The Colts seem more determined to finish the season 0-16 than they were determined to finish 16-0 a few years ago. Before their final drive, they had 91 yards of total offense. It's ridiculous. If there's any justice, Andrew Luck will stun the world by deciding he wants to be a fifth-year senior at Stanford, making the Colts look even more foolish for throwing in the white towel so quickly.


5. Joe Flacco did his best Ben Roethlisberger impression on that touchdown pass to Dennis Pitta.
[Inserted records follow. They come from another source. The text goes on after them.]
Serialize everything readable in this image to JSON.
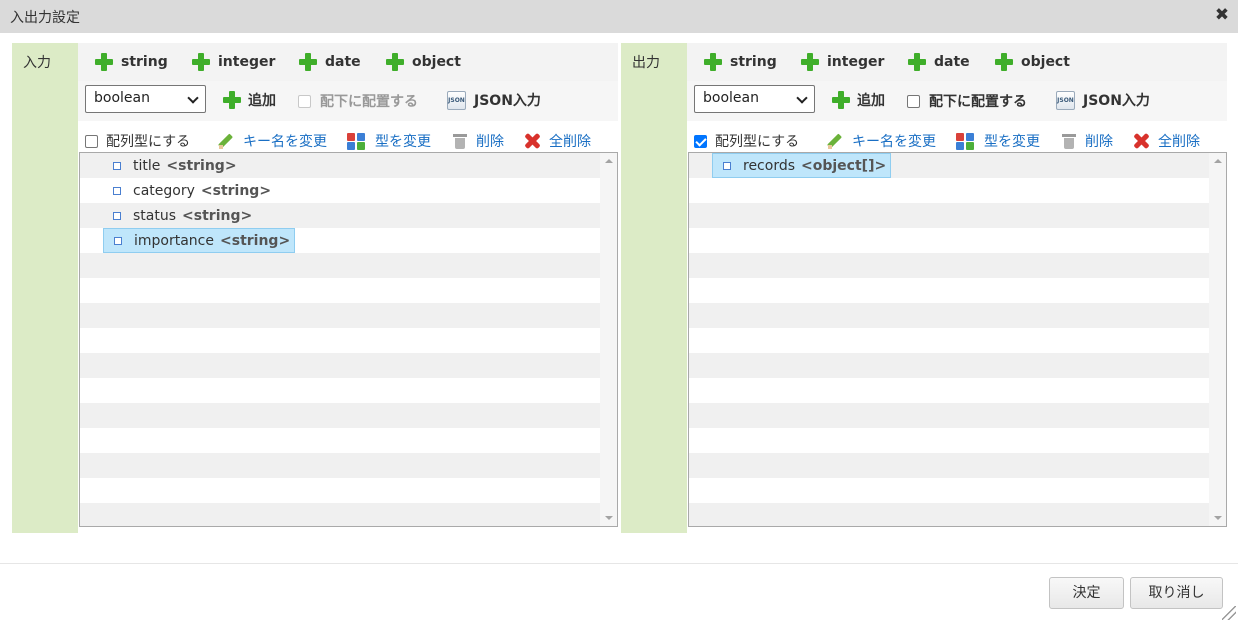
{
  "dialog": {
    "title": "入出力設定"
  },
  "input_panel": {
    "label": "入力",
    "types": [
      "string",
      "integer",
      "date",
      "object"
    ],
    "select_value": "boolean",
    "add_label": "追加",
    "place_under_label": "配下に配置する",
    "place_under_checked": false,
    "place_under_disabled": true,
    "json_label": "JSON入力",
    "array_label": "配列型にする",
    "array_checked": false,
    "actions": {
      "rename": "キー名を変更",
      "change_type": "型を変更",
      "delete": "削除",
      "delete_all": "全削除"
    },
    "nodes": [
      {
        "name": "title",
        "type": "<string>",
        "selected": false
      },
      {
        "name": "category",
        "type": "<string>",
        "selected": false
      },
      {
        "name": "status",
        "type": "<string>",
        "selected": false
      },
      {
        "name": "importance",
        "type": "<string>",
        "selected": true
      }
    ]
  },
  "output_panel": {
    "label": "出力",
    "types": [
      "string",
      "integer",
      "date",
      "object"
    ],
    "select_value": "boolean",
    "add_label": "追加",
    "place_under_label": "配下に配置する",
    "place_under_checked": false,
    "place_under_disabled": false,
    "json_label": "JSON入力",
    "array_label": "配列型にする",
    "array_checked": true,
    "actions": {
      "rename": "キー名を変更",
      "change_type": "型を変更",
      "delete": "削除",
      "delete_all": "全削除"
    },
    "nodes": [
      {
        "name": "records",
        "type": "<object[]>",
        "selected": true
      }
    ]
  },
  "footer": {
    "ok_label": "決定",
    "cancel_label": "取り消し"
  },
  "icons": {
    "close": "close-icon",
    "plus": "plus-icon",
    "json": "json-icon",
    "rename": "pencil-icon",
    "change_type": "swap-icon",
    "delete": "trash-icon",
    "delete_all": "x-icon"
  },
  "colors": {
    "side_label_bg": "#dcebc6",
    "link": "#1a6fc4",
    "plus": "#3fae2a",
    "selected_bg": "#bfe6fb"
  }
}
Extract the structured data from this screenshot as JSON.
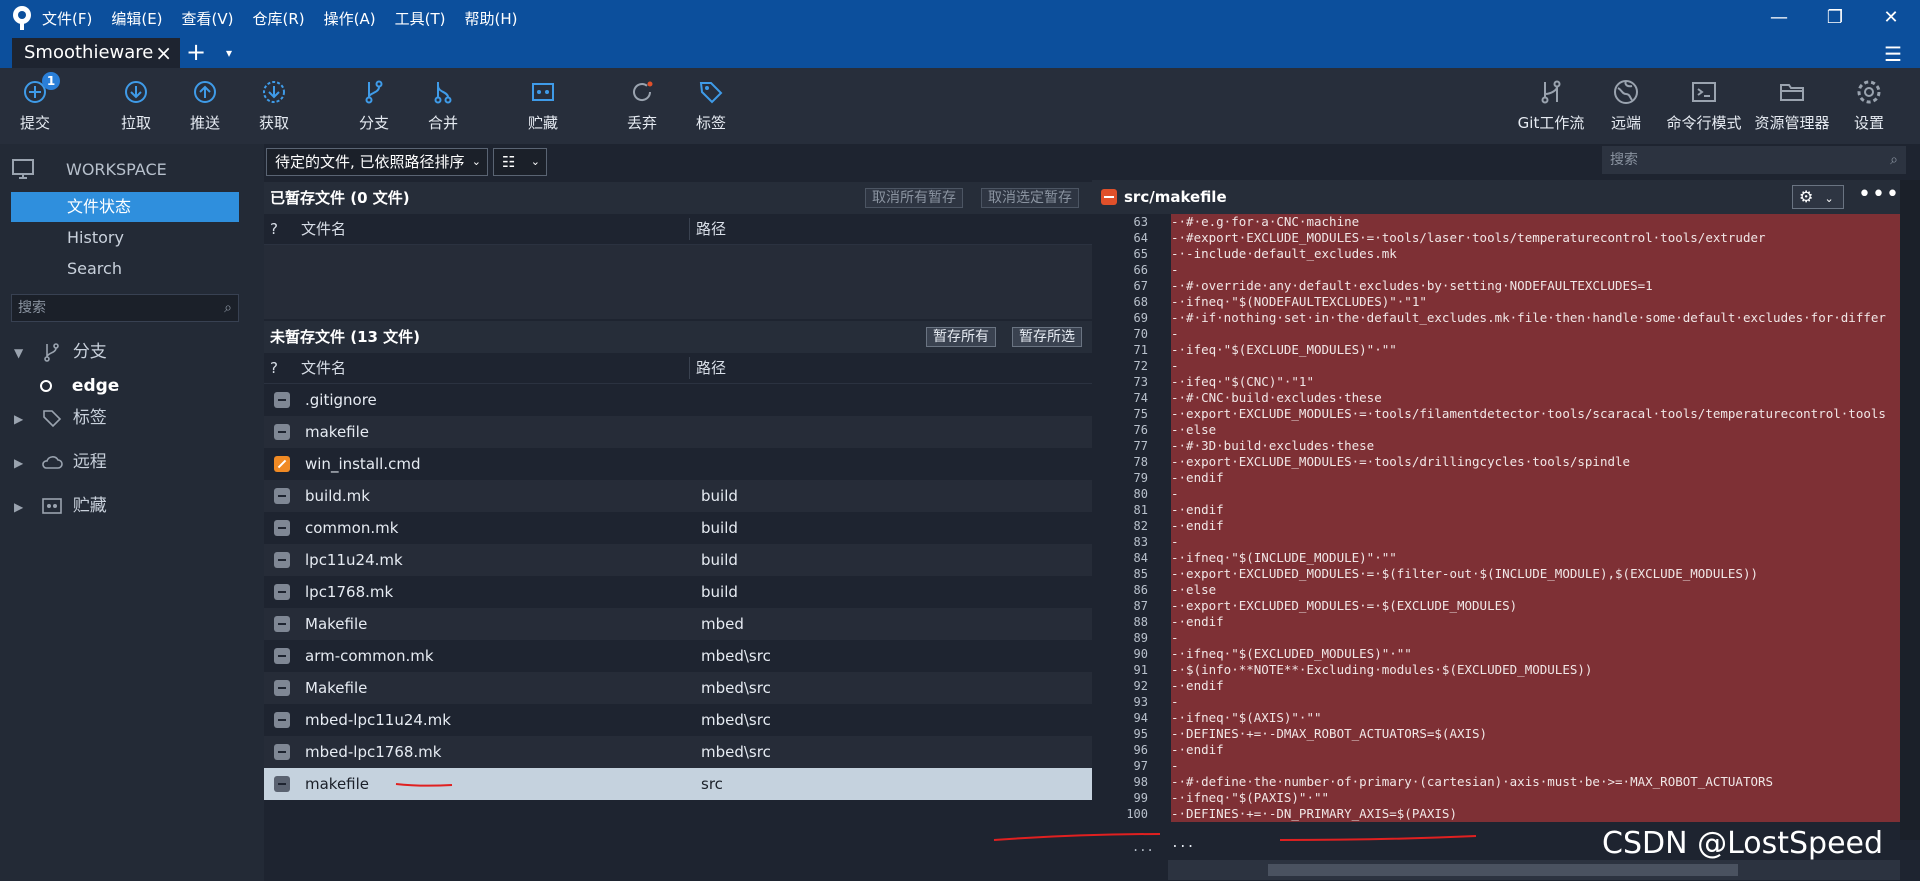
{
  "menu": [
    "文件(F)",
    "编辑(E)",
    "查看(V)",
    "仓库(R)",
    "操作(A)",
    "工具(T)",
    "帮助(H)"
  ],
  "window_icons": {
    "minimize": "minimize-icon",
    "restore": "restore-icon",
    "close": "close-icon"
  },
  "tab": {
    "repo_name": "Smoothieware",
    "close": "×",
    "add": "+",
    "dropdown": "▾",
    "menu": "☰"
  },
  "toolbar": {
    "commit": {
      "label": "提交",
      "badge": "1"
    },
    "pull": {
      "label": "拉取"
    },
    "push": {
      "label": "推送"
    },
    "fetch": {
      "label": "获取"
    },
    "branch": {
      "label": "分支"
    },
    "merge": {
      "label": "合并"
    },
    "stash": {
      "label": "贮藏"
    },
    "discard": {
      "label": "丢弃"
    },
    "tag": {
      "label": "标签"
    },
    "gitflow": {
      "label": "Git工作流"
    },
    "remote": {
      "label": "远端"
    },
    "terminal": {
      "label": "命令行模式"
    },
    "explorer": {
      "label": "资源管理器"
    },
    "settings": {
      "label": "设置"
    }
  },
  "sidebar": {
    "workspace": "WORKSPACE",
    "items": [
      "文件状态",
      "History",
      "Search"
    ],
    "search_placeholder": "搜索",
    "branches": "分支",
    "current_branch": "edge",
    "tags": "标签",
    "remotes": "远程",
    "stashes": "贮藏"
  },
  "center": {
    "sort_select": "待定的文件, 已依照路径排序",
    "view_select": "☷",
    "staged": {
      "title": "已暂存文件 (0 文件)",
      "unstage_all": "取消所有暂存",
      "unstage_selected": "取消选定暂存"
    },
    "unstaged": {
      "title": "未暂存文件 (13 文件)",
      "stage_all": "暂存所有",
      "stage_selected": "暂存所选"
    },
    "columns": {
      "status": "?",
      "name": "文件名",
      "path": "路径"
    },
    "files": [
      {
        "name": ".gitignore",
        "path": ""
      },
      {
        "name": "makefile",
        "path": ""
      },
      {
        "name": "win_install.cmd",
        "path": ""
      },
      {
        "name": "build.mk",
        "path": "build"
      },
      {
        "name": "common.mk",
        "path": "build"
      },
      {
        "name": "lpc11u24.mk",
        "path": "build"
      },
      {
        "name": "lpc1768.mk",
        "path": "build"
      },
      {
        "name": "Makefile",
        "path": "mbed"
      },
      {
        "name": "arm-common.mk",
        "path": "mbed\\src"
      },
      {
        "name": "Makefile",
        "path": "mbed\\src"
      },
      {
        "name": "mbed-lpc11u24.mk",
        "path": "mbed\\src"
      },
      {
        "name": "mbed-lpc1768.mk",
        "path": "mbed\\src"
      },
      {
        "name": "makefile",
        "path": "src"
      }
    ]
  },
  "right": {
    "search_placeholder": "搜索",
    "file_name": "src/makefile",
    "more": "•••",
    "lines": [
      {
        "n": "63",
        "t": "-·#·e.g·for·a·CNC·machine"
      },
      {
        "n": "64",
        "t": "-·#export·EXCLUDE_MODULES·=·tools/laser·tools/temperaturecontrol·tools/extruder"
      },
      {
        "n": "65",
        "t": "-·-include·default_excludes.mk"
      },
      {
        "n": "66",
        "t": "-"
      },
      {
        "n": "67",
        "t": "-·#·override·any·default·excludes·by·setting·NODEFAULTEXCLUDES=1"
      },
      {
        "n": "68",
        "t": "-·ifneq·\"$(NODEFAULTEXCLUDES)\"·\"1\""
      },
      {
        "n": "69",
        "t": "-·#·if·nothing·set·in·the·default_excludes.mk·file·then·handle·some·default·excludes·for·differ"
      },
      {
        "n": "70",
        "t": "-"
      },
      {
        "n": "71",
        "t": "-·ifeq·\"$(EXCLUDE_MODULES)\"·\"\""
      },
      {
        "n": "72",
        "t": "-"
      },
      {
        "n": "73",
        "t": "-·ifeq·\"$(CNC)\"·\"1\""
      },
      {
        "n": "74",
        "t": "-·#·CNC·build·excludes·these"
      },
      {
        "n": "75",
        "t": "-·export·EXCLUDE_MODULES·=·tools/filamentdetector·tools/scaracal·tools/temperaturecontrol·tools"
      },
      {
        "n": "76",
        "t": "-·else"
      },
      {
        "n": "77",
        "t": "-·#·3D·build·excludes·these"
      },
      {
        "n": "78",
        "t": "-·export·EXCLUDE_MODULES·=·tools/drillingcycles·tools/spindle"
      },
      {
        "n": "79",
        "t": "-·endif"
      },
      {
        "n": "80",
        "t": "-"
      },
      {
        "n": "81",
        "t": "-·endif"
      },
      {
        "n": "82",
        "t": "-·endif"
      },
      {
        "n": "83",
        "t": "-"
      },
      {
        "n": "84",
        "t": "-·ifneq·\"$(INCLUDE_MODULE)\"·\"\""
      },
      {
        "n": "85",
        "t": "-·export·EXCLUDED_MODULES·=·$(filter-out·$(INCLUDE_MODULE),$(EXCLUDE_MODULES))"
      },
      {
        "n": "86",
        "t": "-·else"
      },
      {
        "n": "87",
        "t": "-·export·EXCLUDED_MODULES·=·$(EXCLUDE_MODULES)"
      },
      {
        "n": "88",
        "t": "-·endif"
      },
      {
        "n": "89",
        "t": "-"
      },
      {
        "n": "90",
        "t": "-·ifneq·\"$(EXCLUDED_MODULES)\"·\"\""
      },
      {
        "n": "91",
        "t": "-·$(info·**NOTE**·Excluding·modules·$(EXCLUDED_MODULES))"
      },
      {
        "n": "92",
        "t": "-·endif"
      },
      {
        "n": "93",
        "t": "-"
      },
      {
        "n": "94",
        "t": "-·ifneq·\"$(AXIS)\"·\"\""
      },
      {
        "n": "95",
        "t": "-·DEFINES·+=·-DMAX_ROBOT_ACTUATORS=$(AXIS)"
      },
      {
        "n": "96",
        "t": "-·endif"
      },
      {
        "n": "97",
        "t": "-"
      },
      {
        "n": "98",
        "t": "-·#·define·the·number·of·primary·(cartesian)·axis·must·be·>=·MAX_ROBOT_ACTUATORS"
      },
      {
        "n": "99",
        "t": "-·ifneq·\"$(PAXIS)\"·\"\""
      },
      {
        "n": "100",
        "t": "-·DEFINES·+=·-DN_PRIMARY_AXIS=$(PAXIS)"
      }
    ],
    "ellipsis_num": "...",
    "ellipsis_text": "...",
    "watermark": "CSDN @LostSpeed"
  }
}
One of the reasons the Steelers have had success against the Ravens in recent years is because Roethlisberger -- regardless of what you think of him as a person -- is remarkable at making plays in the red zone when he gets outside the pocket. He'll scramble and scramble and buy time, and just when you think he's about to go down, he'll zip the ball across his body to a wide-open defender. He's tormented Ravens fans with plays like that for years.

Flacco managed to pull off one of those types of throws for the first time in a long time against the Colts, hitting Pitta on 3rd-and-goal from the 7-yard line near the end of the third quarter. It was an extremely dangerous throw, but a great play by Flacco to buy enough time for Pitta to get open. That's the kind of athletic play Flacco needs to make occasionally just to keep defenses honest.

"[Pitta] was actually my main read on that, and they did a good job of covering him up," Flacco said. "I kind of felt like the pocket was closing down on me a little bit, so I kind of took my eyes off down field for a little bit and found a little crease to step up in and thought I might be able to run for it. But when I kind of got out of there, I kind of got a feeling that I might not be able to, so I dragged the play on and just make it a little bit of a longer play, and I happened to peek back and see Dennis with his arms up in the end zone.”

Overall, I thought Flacco played a very good game. He was as accurate on intermediate routes as he's been all season, and the post he threw to Boldin -- which Boldin snared with his fingertips -- was a thing of beauty.

As much as the Ravens have been talking about running the ball late in the season, I still believe how far Baltimore goes in the playoffs will eventually fall on Flacco's shoulders. He won't have to carry the team, but he will need to make more plays in the red zone. That will be the difference between beating Pittsburgh or New England and losing to them. If the Ravens are forced to kick field goals, they're going to get beat. But if Flacco can move around outside the pocket, understand where the pressure is coming from, and make a few throws that lead to touchdowns, then this Ravens team can get to the Super Bowl in Indianapolis. Flacco doesn't have to be perfect, or elite, or whatever label you want him to wear. He just has to play efficiently and convert red zone chances.

Got a question or a gripe? Send it along to kvanvalkenburg@baltsun.com, or follow me on twitter: @KVanValkenburg.